The artificial lakes produced by the dams cover a large superficy (several square kilometres). The entire area is surrounded by trails and there are many excellent vantage points looking over the various lakes. Furthermore, there are many parking areas, bicycle rentals, and several restaurants around the lakes.
The largest and deepest lake is the westernmost Plate Taille, which in the winter frequently harbours uncommon species such as the Black-necked Grebe, Great Northern Diver (Common Loon), Black-throated Diver (Arctic Loon), or Velvet Scoter. Hundreds of birds of more common species are present on the water at most hours of the day, such as Common Teal, Tufted Duck, and Eurasian Wigeon.

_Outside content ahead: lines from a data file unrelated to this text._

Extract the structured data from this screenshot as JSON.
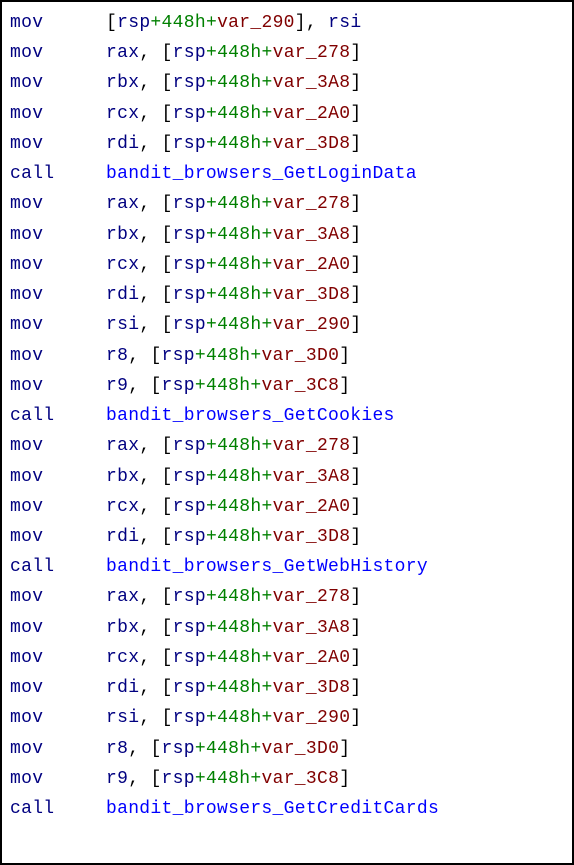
{
  "lines": [
    {
      "mnemonic": "mov",
      "op": {
        "type": "mem_store",
        "base": "rsp",
        "offset": "448h",
        "var": "var_290",
        "src": "rsi"
      }
    },
    {
      "mnemonic": "mov",
      "op": {
        "type": "mem_load",
        "dest": "rax",
        "base": "rsp",
        "offset": "448h",
        "var": "var_278"
      }
    },
    {
      "mnemonic": "mov",
      "op": {
        "type": "mem_load",
        "dest": "rbx",
        "base": "rsp",
        "offset": "448h",
        "var": "var_3A8"
      }
    },
    {
      "mnemonic": "mov",
      "op": {
        "type": "mem_load",
        "dest": "rcx",
        "base": "rsp",
        "offset": "448h",
        "var": "var_2A0"
      }
    },
    {
      "mnemonic": "mov",
      "op": {
        "type": "mem_load",
        "dest": "rdi",
        "base": "rsp",
        "offset": "448h",
        "var": "var_3D8"
      }
    },
    {
      "mnemonic": "call",
      "op": {
        "type": "call",
        "target": "bandit_browsers_GetLoginData"
      }
    },
    {
      "mnemonic": "mov",
      "op": {
        "type": "mem_load",
        "dest": "rax",
        "base": "rsp",
        "offset": "448h",
        "var": "var_278"
      }
    },
    {
      "mnemonic": "mov",
      "op": {
        "type": "mem_load",
        "dest": "rbx",
        "base": "rsp",
        "offset": "448h",
        "var": "var_3A8"
      }
    },
    {
      "mnemonic": "mov",
      "op": {
        "type": "mem_load",
        "dest": "rcx",
        "base": "rsp",
        "offset": "448h",
        "var": "var_2A0"
      }
    },
    {
      "mnemonic": "mov",
      "op": {
        "type": "mem_load",
        "dest": "rdi",
        "base": "rsp",
        "offset": "448h",
        "var": "var_3D8"
      }
    },
    {
      "mnemonic": "mov",
      "op": {
        "type": "mem_load",
        "dest": "rsi",
        "base": "rsp",
        "offset": "448h",
        "var": "var_290"
      }
    },
    {
      "mnemonic": "mov",
      "op": {
        "type": "mem_load",
        "dest": "r8",
        "base": "rsp",
        "offset": "448h",
        "var": "var_3D0"
      }
    },
    {
      "mnemonic": "mov",
      "op": {
        "type": "mem_load",
        "dest": "r9",
        "base": "rsp",
        "offset": "448h",
        "var": "var_3C8"
      }
    },
    {
      "mnemonic": "call",
      "op": {
        "type": "call",
        "target": "bandit_browsers_GetCookies"
      }
    },
    {
      "mnemonic": "mov",
      "op": {
        "type": "mem_load",
        "dest": "rax",
        "base": "rsp",
        "offset": "448h",
        "var": "var_278"
      }
    },
    {
      "mnemonic": "mov",
      "op": {
        "type": "mem_load",
        "dest": "rbx",
        "base": "rsp",
        "offset": "448h",
        "var": "var_3A8"
      }
    },
    {
      "mnemonic": "mov",
      "op": {
        "type": "mem_load",
        "dest": "rcx",
        "base": "rsp",
        "offset": "448h",
        "var": "var_2A0"
      }
    },
    {
      "mnemonic": "mov",
      "op": {
        "type": "mem_load",
        "dest": "rdi",
        "base": "rsp",
        "offset": "448h",
        "var": "var_3D8"
      }
    },
    {
      "mnemonic": "call",
      "op": {
        "type": "call",
        "target": "bandit_browsers_GetWebHistory"
      }
    },
    {
      "mnemonic": "mov",
      "op": {
        "type": "mem_load",
        "dest": "rax",
        "base": "rsp",
        "offset": "448h",
        "var": "var_278"
      }
    },
    {
      "mnemonic": "mov",
      "op": {
        "type": "mem_load",
        "dest": "rbx",
        "base": "rsp",
        "offset": "448h",
        "var": "var_3A8"
      }
    },
    {
      "mnemonic": "mov",
      "op": {
        "type": "mem_load",
        "dest": "rcx",
        "base": "rsp",
        "offset": "448h",
        "var": "var_2A0"
      }
    },
    {
      "mnemonic": "mov",
      "op": {
        "type": "mem_load",
        "dest": "rdi",
        "base": "rsp",
        "offset": "448h",
        "var": "var_3D8"
      }
    },
    {
      "mnemonic": "mov",
      "op": {
        "type": "mem_load",
        "dest": "rsi",
        "base": "rsp",
        "offset": "448h",
        "var": "var_290"
      }
    },
    {
      "mnemonic": "mov",
      "op": {
        "type": "mem_load",
        "dest": "r8",
        "base": "rsp",
        "offset": "448h",
        "var": "var_3D0"
      }
    },
    {
      "mnemonic": "mov",
      "op": {
        "type": "mem_load",
        "dest": "r9",
        "base": "rsp",
        "offset": "448h",
        "var": "var_3C8"
      }
    },
    {
      "mnemonic": "call",
      "op": {
        "type": "call",
        "target": "bandit_browsers_GetCreditCards"
      }
    }
  ]
}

The southernmost lake Falemprise is commonly occupied in the winter by Common Goldeneye, Common Pochard, and occasionnally small groups of Whooper Swan.
The "middle" lake, l'Eau d'Heure proper, may have in addition to the above species stray individuals of the species Greater Scaup, Smew, Goosander or occasionally geese such as Greylag Goose and Greater White-fronted Goose.
The woods surrounding the entire area are also quite rich in species, including notably Siskin, Bullfinch, Middle Spotted Woodpecker, and Eurasian Nuthatch.
The entire site is also replete with seagulls of various species and common waterfowl such as Mallard, Tufted Duck, Eurasian Coot, Gadwall and Tufted Duck.
Unfortunately because of the important disturbances by high tourism in the spring and summer, there is little to observe at those seasons.
It is a half hour drive from Charleroi, most notably through route de Philippeville and the N5. The entire site is surrounded by large paved paths that can be travelled on by foot or by bicycle, and numerous small parking areas allow travel by car between distant areas of the lake for easier observation.